Capitalising on the North Coast 500 route, brightening up the town centre and giving it more of a purpose are all on the agenda for a north town.
More than 50 retailers and business owners gathered in Wick to discuss the future of the town and to begin to look at a strategy to tackle derelict buildings, and improve the “tired” look of the area.
Proposals now on the table include a focus on derelict buildings, an indoor market, better signage, attractive public gathering spaces, more trees and flowers, shop front improvements and a “coherent visual identity that reflects Wick’s character and history”.
Wick and East Caithness councillors Raymond Bremner, Willie Mackay, Andrew Sinclair and Nicola Sinclair joined forces to host a meeting for residents, business owners and retailers from the immediate town centre area.
In a detailed presentation, the councillors outlined work undertaken to date, which included four town centre tours, hundreds of images, a mapping exercise, monthly meetings with council regeneration and planning officers, and meetings with key stakeholders.
The councillors have already identified various funding possibilities – including council investment – and currently have an application pending with Sustrans for a town centre design project.
Speaking on behalf of all four Wick councillors, Councillor Nicola Sinclair said: ‘We’ve done extensive groundwork and research into town centre regeneration since our election nearly two years ago, and the successful initiatives are the ones that try to do things differently.
“We won’t turn the town centre around by hoping for a big new retail chain, nor should we.
‘I feel that Wick town centre is a No Man’s Land between our beautiful Riverside and the now-vibrant Harbour.
“We need to give it its own distinct identity and style, which gives visitors and locals a warm welcome and reflects our proud maritime and civic history.
‘We have an incredible voluntary sector here and elected members are working across party lines to find a way to make this happen.
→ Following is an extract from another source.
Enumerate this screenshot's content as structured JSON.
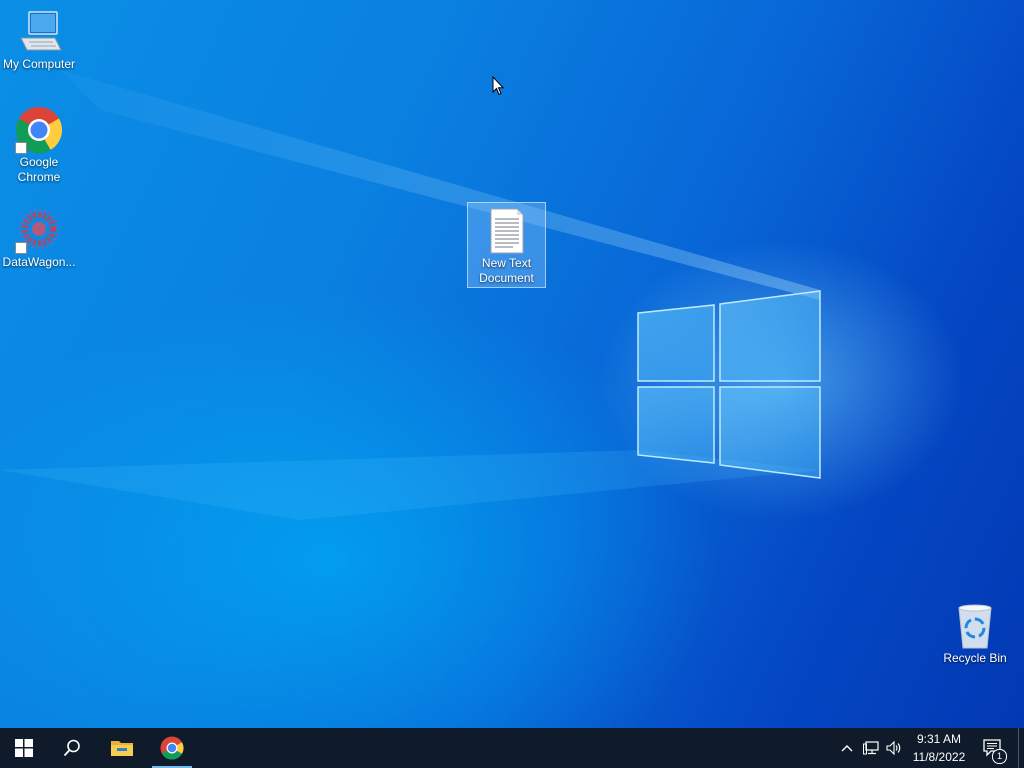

“In these financial times we need to get creative, but we genuinely believe it can be done, if we all work together.”